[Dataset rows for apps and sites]
%%

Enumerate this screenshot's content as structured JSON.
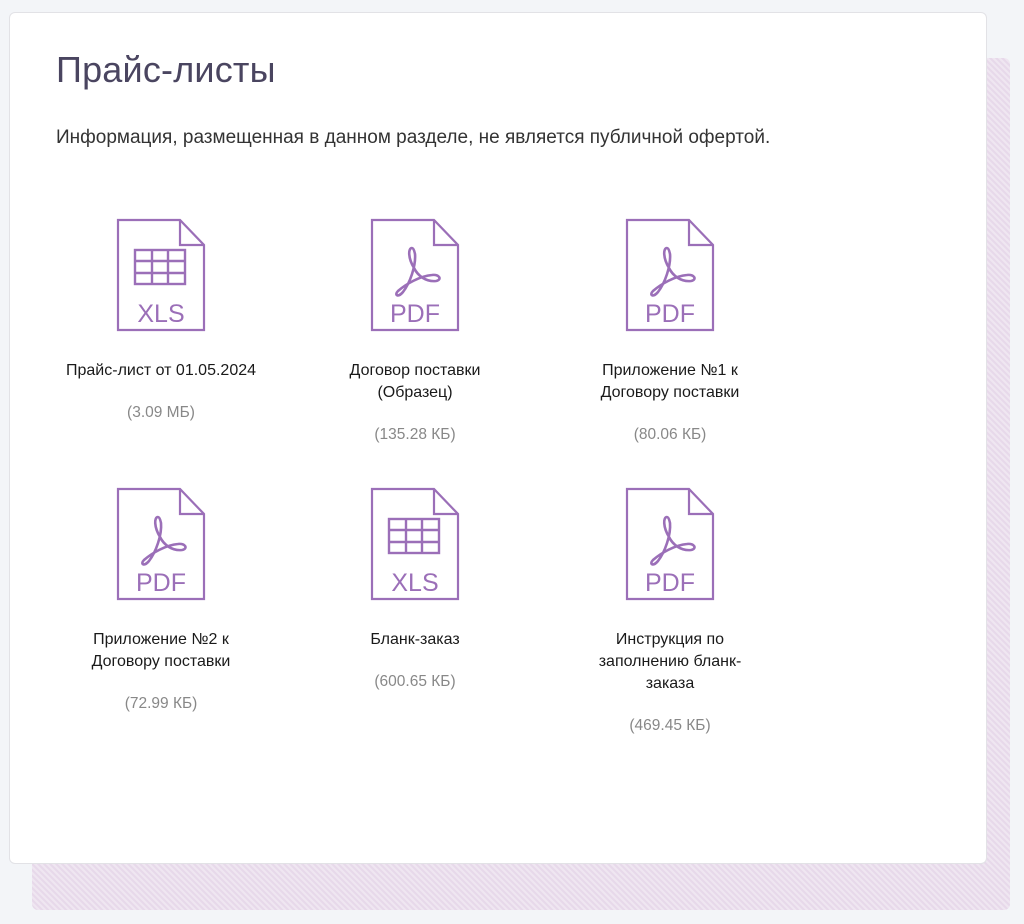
{
  "page": {
    "title": "Прайс-листы",
    "notice": "Информация, размещенная в данном разделе, не является публичной офертой."
  },
  "colors": {
    "icon_stroke": "#9b6fb8",
    "title": "#4a4560",
    "size_text": "#888888",
    "backdrop": "#e7d9ea"
  },
  "files": [
    {
      "type": "XLS",
      "icon": "spreadsheet-icon",
      "name": "Прайс-лист от 01.05.2024",
      "size": "(3.09 МБ)"
    },
    {
      "type": "PDF",
      "icon": "pdf-icon",
      "name": "Договор поставки (Образец)",
      "size": "(135.28 КБ)"
    },
    {
      "type": "PDF",
      "icon": "pdf-icon",
      "name": "Приложение №1 к Договору поставки",
      "size": "(80.06 КБ)"
    },
    {
      "type": "PDF",
      "icon": "pdf-icon",
      "name": "Приложение №2 к Договору поставки",
      "size": "(72.99 КБ)"
    },
    {
      "type": "XLS",
      "icon": "spreadsheet-icon",
      "name": "Бланк-заказ",
      "size": "(600.65 КБ)"
    },
    {
      "type": "PDF",
      "icon": "pdf-icon",
      "name": "Инструкция по заполнению бланк-заказа",
      "size": "(469.45 КБ)"
    }
  ]
}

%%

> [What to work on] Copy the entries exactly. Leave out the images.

> [Written solution]
Enumerate this screenshot's content as structured JSON.
{
  "page": {
    "title": "Прайс-листы",
    "notice": "Информация, размещенная в данном разделе, не является публичной офертой."
  },
  "colors": {
    "icon_stroke": "#9b6fb8",
    "title": "#4a4560",
    "size_text": "#888888",
    "backdrop": "#e7d9ea"
  },
  "files": [
    {
      "type": "XLS",
      "icon": "spreadsheet-icon",
      "name": "Прайс-лист от 01.05.2024",
      "size": "(3.09 МБ)"
    },
    {
      "type": "PDF",
      "icon": "pdf-icon",
      "name": "Договор поставки (Образец)",
      "size": "(135.28 КБ)"
    },
    {
      "type": "PDF",
      "icon": "pdf-icon",
      "name": "Приложение №1 к Договору поставки",
      "size": "(80.06 КБ)"
    },
    {
      "type": "PDF",
      "icon": "pdf-icon",
      "name": "Приложение №2 к Договору поставки",
      "size": "(72.99 КБ)"
    },
    {
      "type": "XLS",
      "icon": "spreadsheet-icon",
      "name": "Бланк-заказ",
      "size": "(600.65 КБ)"
    },
    {
      "type": "PDF",
      "icon": "pdf-icon",
      "name": "Инструкция по заполнению бланк-заказа",
      "size": "(469.45 КБ)"
    }
  ]
}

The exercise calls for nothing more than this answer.